- Find and interpret the percentile of an individual value in a distribution of data.
- Estimate percentiles and individual values using a cumulative relative frequency graph.
|Quick Lesson Plan||Time|
|Activity page 1||20 minutes|
|Debrief Activity page 1||10 minutes|
|Big Ideas||10 minutes|
|Check Your Understanding||10 minutes|
Activity: Where do I stand? Part 2
In lesson 1.3, we collected data about the students’ heights. Today we will use a sample of 20 of those students to explore percentiles and cumulative relative frequencies. Revisiting contexts from earlier lessons is a great way to build continuity and connections. You’ll notice throughout the year that we will often use one scenario for many different lessons. Before you teach this lesson, take a random sample of 20 students and enter their heights into stapplet.com. Copy the dotplot and the summary statistics into the activity page.
Students will be able to work through #1-3 on the activity page in groups without any teacher input. Debrief with the group after #3, pointing out where students calculated percentiles. Then have the groups continue working to finish the page. They may have questions about what a cumulative relative frequency graph should look like, but other than that, they had know issues when we went through this lesson. This activity is a great example of how students should experience first, and formalize later. You’ll see on the answer key that anything written in black is what we expect the students to work through in groups without much teacher input. This is how students experience statistics. We have students write their work on the white board for us to go over. At that time, we add in formal language and content in the margins of the page. This is how we formalize the learning. We wrote this is red on the activity page key. You should make sure that students are aware that you are doing this so they know to pay special attention to what is in the margins.
Check Your Understanding
After the group work, we’ll complete the Big Ideas section. This is usually the only direct instruction we give during a lesson. We always make sure to bring this portion back to the learning targets. This helps us to stay focused on exactly what students need to master.

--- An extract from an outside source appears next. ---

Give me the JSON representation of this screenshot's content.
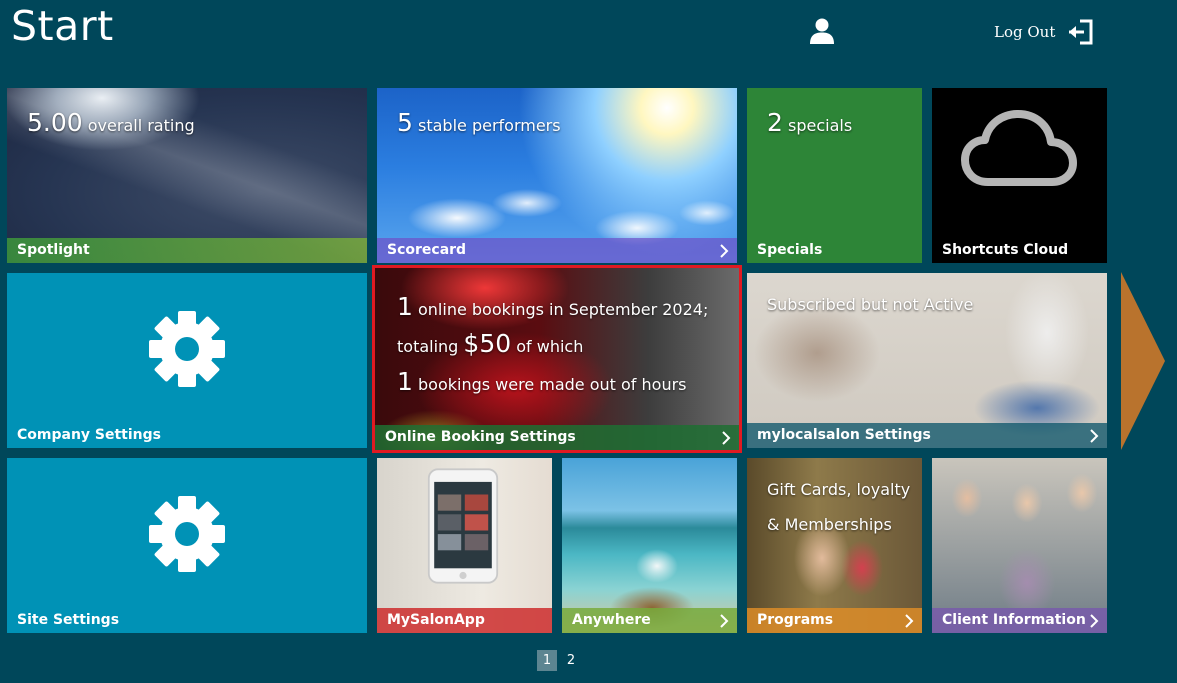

Students should then work with their groups again to complete the Check Your Understanding problems. You could circulate around the room and check each group or have students write their work on the board.